Once you have read the listing, retype all of it exactly.

* **Source data**:
-*-*-

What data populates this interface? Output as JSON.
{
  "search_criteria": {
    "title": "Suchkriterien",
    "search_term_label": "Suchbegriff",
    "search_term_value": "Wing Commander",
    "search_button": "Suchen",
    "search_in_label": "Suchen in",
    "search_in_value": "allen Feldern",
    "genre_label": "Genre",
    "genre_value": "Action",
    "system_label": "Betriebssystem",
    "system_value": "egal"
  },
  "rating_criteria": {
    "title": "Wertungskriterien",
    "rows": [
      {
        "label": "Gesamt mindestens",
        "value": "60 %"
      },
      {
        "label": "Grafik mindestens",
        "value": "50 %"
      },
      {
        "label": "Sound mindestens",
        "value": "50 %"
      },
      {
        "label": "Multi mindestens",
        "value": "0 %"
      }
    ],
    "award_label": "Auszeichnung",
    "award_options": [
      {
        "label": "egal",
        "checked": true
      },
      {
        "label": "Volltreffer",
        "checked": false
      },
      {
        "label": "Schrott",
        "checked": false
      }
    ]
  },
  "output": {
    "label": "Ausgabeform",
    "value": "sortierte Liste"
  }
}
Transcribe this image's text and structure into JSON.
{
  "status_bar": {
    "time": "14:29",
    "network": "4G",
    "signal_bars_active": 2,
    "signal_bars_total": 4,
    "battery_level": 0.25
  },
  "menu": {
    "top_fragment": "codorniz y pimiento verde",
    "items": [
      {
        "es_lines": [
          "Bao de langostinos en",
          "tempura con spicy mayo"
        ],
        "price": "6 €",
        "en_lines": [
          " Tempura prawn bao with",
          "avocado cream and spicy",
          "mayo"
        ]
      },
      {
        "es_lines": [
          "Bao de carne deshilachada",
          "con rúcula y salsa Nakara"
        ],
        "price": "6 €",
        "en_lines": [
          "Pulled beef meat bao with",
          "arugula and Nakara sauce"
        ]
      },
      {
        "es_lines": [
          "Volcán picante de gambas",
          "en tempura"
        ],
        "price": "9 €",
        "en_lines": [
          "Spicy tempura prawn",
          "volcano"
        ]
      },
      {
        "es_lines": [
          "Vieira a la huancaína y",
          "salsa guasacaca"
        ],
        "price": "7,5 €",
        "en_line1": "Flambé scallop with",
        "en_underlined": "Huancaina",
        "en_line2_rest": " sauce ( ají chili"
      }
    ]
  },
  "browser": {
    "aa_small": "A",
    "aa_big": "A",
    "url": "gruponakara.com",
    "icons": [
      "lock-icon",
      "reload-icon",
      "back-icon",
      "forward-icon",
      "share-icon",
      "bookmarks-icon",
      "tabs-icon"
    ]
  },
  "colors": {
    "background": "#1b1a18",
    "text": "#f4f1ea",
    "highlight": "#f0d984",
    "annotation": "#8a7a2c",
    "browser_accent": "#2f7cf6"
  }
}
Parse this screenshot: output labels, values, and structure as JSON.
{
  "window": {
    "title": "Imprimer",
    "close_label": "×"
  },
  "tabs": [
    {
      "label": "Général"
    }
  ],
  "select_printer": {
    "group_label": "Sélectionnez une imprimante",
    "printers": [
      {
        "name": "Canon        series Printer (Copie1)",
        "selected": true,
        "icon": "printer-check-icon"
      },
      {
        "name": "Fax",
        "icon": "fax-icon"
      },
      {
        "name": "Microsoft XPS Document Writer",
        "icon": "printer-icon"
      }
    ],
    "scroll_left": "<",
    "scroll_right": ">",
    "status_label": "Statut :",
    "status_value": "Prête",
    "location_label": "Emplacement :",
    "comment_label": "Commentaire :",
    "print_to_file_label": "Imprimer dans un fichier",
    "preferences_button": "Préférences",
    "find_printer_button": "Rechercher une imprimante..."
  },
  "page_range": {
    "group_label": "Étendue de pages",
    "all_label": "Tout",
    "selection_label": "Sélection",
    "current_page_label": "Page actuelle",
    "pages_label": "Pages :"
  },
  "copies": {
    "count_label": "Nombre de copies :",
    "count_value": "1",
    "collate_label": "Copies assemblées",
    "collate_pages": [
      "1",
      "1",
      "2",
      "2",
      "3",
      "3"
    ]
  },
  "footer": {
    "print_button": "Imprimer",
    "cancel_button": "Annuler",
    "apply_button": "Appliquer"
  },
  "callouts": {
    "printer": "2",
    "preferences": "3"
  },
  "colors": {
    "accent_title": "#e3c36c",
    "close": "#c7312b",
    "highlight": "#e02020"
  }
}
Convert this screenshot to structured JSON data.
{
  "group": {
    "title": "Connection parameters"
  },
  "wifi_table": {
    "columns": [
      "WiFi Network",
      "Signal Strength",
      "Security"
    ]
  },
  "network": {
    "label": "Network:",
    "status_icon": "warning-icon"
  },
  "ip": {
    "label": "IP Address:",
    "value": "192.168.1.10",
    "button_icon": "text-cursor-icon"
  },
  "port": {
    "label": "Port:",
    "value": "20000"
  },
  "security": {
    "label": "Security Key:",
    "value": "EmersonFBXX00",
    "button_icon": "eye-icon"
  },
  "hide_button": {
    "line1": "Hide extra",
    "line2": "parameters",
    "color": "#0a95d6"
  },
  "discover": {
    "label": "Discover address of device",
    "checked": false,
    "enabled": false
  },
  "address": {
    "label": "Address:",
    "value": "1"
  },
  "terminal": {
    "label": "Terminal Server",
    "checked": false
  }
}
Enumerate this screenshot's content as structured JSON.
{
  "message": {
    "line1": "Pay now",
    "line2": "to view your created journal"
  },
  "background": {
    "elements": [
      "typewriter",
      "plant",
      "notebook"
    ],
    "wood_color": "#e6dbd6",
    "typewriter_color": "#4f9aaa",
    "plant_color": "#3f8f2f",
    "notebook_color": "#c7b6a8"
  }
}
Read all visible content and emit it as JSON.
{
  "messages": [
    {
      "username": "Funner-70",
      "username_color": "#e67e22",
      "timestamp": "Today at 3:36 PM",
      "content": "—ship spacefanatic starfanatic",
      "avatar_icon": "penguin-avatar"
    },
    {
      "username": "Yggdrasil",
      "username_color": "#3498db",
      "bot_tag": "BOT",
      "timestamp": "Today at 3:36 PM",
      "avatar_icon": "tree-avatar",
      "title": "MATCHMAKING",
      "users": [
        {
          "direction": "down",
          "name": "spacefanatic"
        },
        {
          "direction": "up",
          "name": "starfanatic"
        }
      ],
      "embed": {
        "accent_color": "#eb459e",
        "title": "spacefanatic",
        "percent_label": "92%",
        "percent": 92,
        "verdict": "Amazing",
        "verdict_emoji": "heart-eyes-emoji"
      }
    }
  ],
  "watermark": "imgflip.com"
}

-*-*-

* **Task solution**:
What data populates this interface? Output as JSON.
{
  "search_criteria": {
    "title": "Suchkriterien",
    "search_term_label": "Suchbegriff",
    "search_term_value": "Wing Commander",
    "search_button": "Suchen",
    "search_in_label": "Suchen in",
    "search_in_value": "allen Feldern",
    "genre_label": "Genre",
    "genre_value": "Action",
    "system_label": "Betriebssystem",
    "system_value": "egal"
  },
  "rating_criteria": {
    "title": "Wertungskriterien",
    "rows": [
      {
        "label": "Gesamt mindestens",
        "value": "60 %"
      },
      {
        "label": "Grafik mindestens",
        "value": "50 %"
      },
      {
        "label": "Sound mindestens",
        "value": "50 %"
      },
      {
        "label": "Multi mindestens",
        "value": "0 %"
      }
    ],
    "award_label": "Auszeichnung",
    "award_options": [
      {
        "label": "egal",
        "checked": true
      },
      {
        "label": "Volltreffer",
        "checked": false
      },
      {
        "label": "Schrott",
        "checked": false
      }
    ]
  },
  "output": {
    "label": "Ausgabeform",
    "value": "sortierte Liste"
  }
}
Transcribe this image's text and structure into JSON.
{
  "status_bar": {
    "time": "14:29",
    "network": "4G",
    "signal_bars_active": 2,
    "signal_bars_total": 4,
    "battery_level": 0.25
  },
  "menu": {
    "top_fragment": "codorniz y pimiento verde",
    "items": [
      {
        "es_lines": [
          "Bao de langostinos en",
          "tempura con spicy mayo"
        ],
        "price": "6 €",
        "en_lines": [
          " Tempura prawn bao with",
          "avocado cream and spicy",
          "mayo"
        ]
      },
      {
        "es_lines": [
          "Bao de carne deshilachada",
          "con rúcula y salsa Nakara"
        ],
        "price": "6 €",
        "en_lines": [
          "Pulled beef meat bao with",
          "arugula and Nakara sauce"
        ]
      },
      {
        "es_lines": [
          "Volcán picante de gambas",
          "en tempura"
        ],
        "price": "9 €",
        "en_lines": [
          "Spicy tempura prawn",
          "volcano"
        ]
      },
      {
        "es_lines": [
          "Vieira a la huancaína y",
          "salsa guasacaca"
        ],
        "price": "7,5 €",
        "en_line1": "Flambé scallop with",
        "en_underlined": "Huancaina",
        "en_line2_rest": " sauce ( ají chili"
      }
    ]
  },
  "browser": {
    "aa_small": "A",
    "aa_big": "A",
    "url": "gruponakara.com",
    "icons": [
      "lock-icon",
      "reload-icon",
      "back-icon",
      "forward-icon",
      "share-icon",
      "bookmarks-icon",
      "tabs-icon"
    ]
  },
  "colors": {
    "background": "#1b1a18",
    "text": "#f4f1ea",
    "highlight": "#f0d984",
    "annotation": "#8a7a2c",
    "browser_accent": "#2f7cf6"
  }
}
Parse this screenshot: output labels, values, and structure as JSON.
{
  "window": {
    "title": "Imprimer",
    "close_label": "×"
  },
  "tabs": [
    {
      "label": "Général"
    }
  ],
  "select_printer": {
    "group_label": "Sélectionnez une imprimante",
    "printers": [
      {
        "name": "Canon        series Printer (Copie1)",
        "selected": true,
        "icon": "printer-check-icon"
      },
      {
        "name": "Fax",
        "icon": "fax-icon"
      },
      {
        "name": "Microsoft XPS Document Writer",
        "icon": "printer-icon"
      }
    ],
    "scroll_left": "<",
    "scroll_right": ">",
    "status_label": "Statut :",
    "status_value": "Prête",
    "location_label": "Emplacement :",
    "comment_label": "Commentaire :",
    "print_to_file_label": "Imprimer dans un fichier",
    "preferences_button": "Préférences",
    "find_printer_button": "Rechercher une imprimante..."
  },
  "page_range": {
    "group_label": "Étendue de pages",
    "all_label": "Tout",
    "selection_label": "Sélection",
    "current_page_label": "Page actuelle",
    "pages_label": "Pages :"
  },
  "copies": {
    "count_label": "Nombre de copies :",
    "count_value": "1",
    "collate_label": "Copies assemblées",
    "collate_pages": [
      "1",
      "1",
      "2",
      "2",
      "3",
      "3"
    ]
  },
  "footer": {
    "print_button": "Imprimer",
    "cancel_button": "Annuler",
    "apply_button": "Appliquer"
  },
  "callouts": {
    "printer": "2",
    "preferences": "3"
  },
  "colors": {
    "accent_title": "#e3c36c",
    "close": "#c7312b",
    "highlight": "#e02020"
  }
}
Convert this screenshot to structured JSON data.
{
  "group": {
    "title": "Connection parameters"
  },
  "wifi_table": {
    "columns": [
      "WiFi Network",
      "Signal Strength",
      "Security"
    ]
  },
  "network": {
    "label": "Network:",
    "status_icon": "warning-icon"
  },
  "ip": {
    "label": "IP Address:",
    "value": "192.168.1.10",
    "button_icon": "text-cursor-icon"
  },
  "port": {
    "label": "Port:",
    "value": "20000"
  },
  "security": {
    "label": "Security Key:",
    "value": "EmersonFBXX00",
    "button_icon": "eye-icon"
  },
  "hide_button": {
    "line1": "Hide extra",
    "line2": "parameters",
    "color": "#0a95d6"
  },
  "discover": {
    "label": "Discover address of device",
    "checked": false,
    "enabled": false
  },
  "address": {
    "label": "Address:",
    "value": "1"
  },
  "terminal": {
    "label": "Terminal Server",
    "checked": false
  }
}
Enumerate this screenshot's content as structured JSON.
{
  "message": {
    "line1": "Pay now",
    "line2": "to view your created journal"
  },
  "background": {
    "elements": [
      "typewriter",
      "plant",
      "notebook"
    ],
    "wood_color": "#e6dbd6",
    "typewriter_color": "#4f9aaa",
    "plant_color": "#3f8f2f",
    "notebook_color": "#c7b6a8"
  }
}
Read all visible content and emit it as JSON.
{
  "messages": [
    {
      "username": "Funner-70",
      "username_color": "#e67e22",
      "timestamp": "Today at 3:36 PM",
      "content": "—ship spacefanatic starfanatic",
      "avatar_icon": "penguin-avatar"
    },
    {
      "username": "Yggdrasil",
      "username_color": "#3498db",
      "bot_tag": "BOT",
      "timestamp": "Today at 3:36 PM",
      "avatar_icon": "tree-avatar",
      "title": "MATCHMAKING",
      "users": [
        {
          "direction": "down",
          "name": "spacefanatic"
        },
        {
          "direction": "up",
          "name": "starfanatic"
        }
      ],
      "embed": {
        "accent_color": "#eb459e",
        "title": "spacefanatic",
        "percent_label": "92%",
        "percent": 92,
        "verdict": "Amazing",
        "verdict_emoji": "heart-eyes-emoji"
      }
    }
  ],
  "watermark": "imgflip.com"
}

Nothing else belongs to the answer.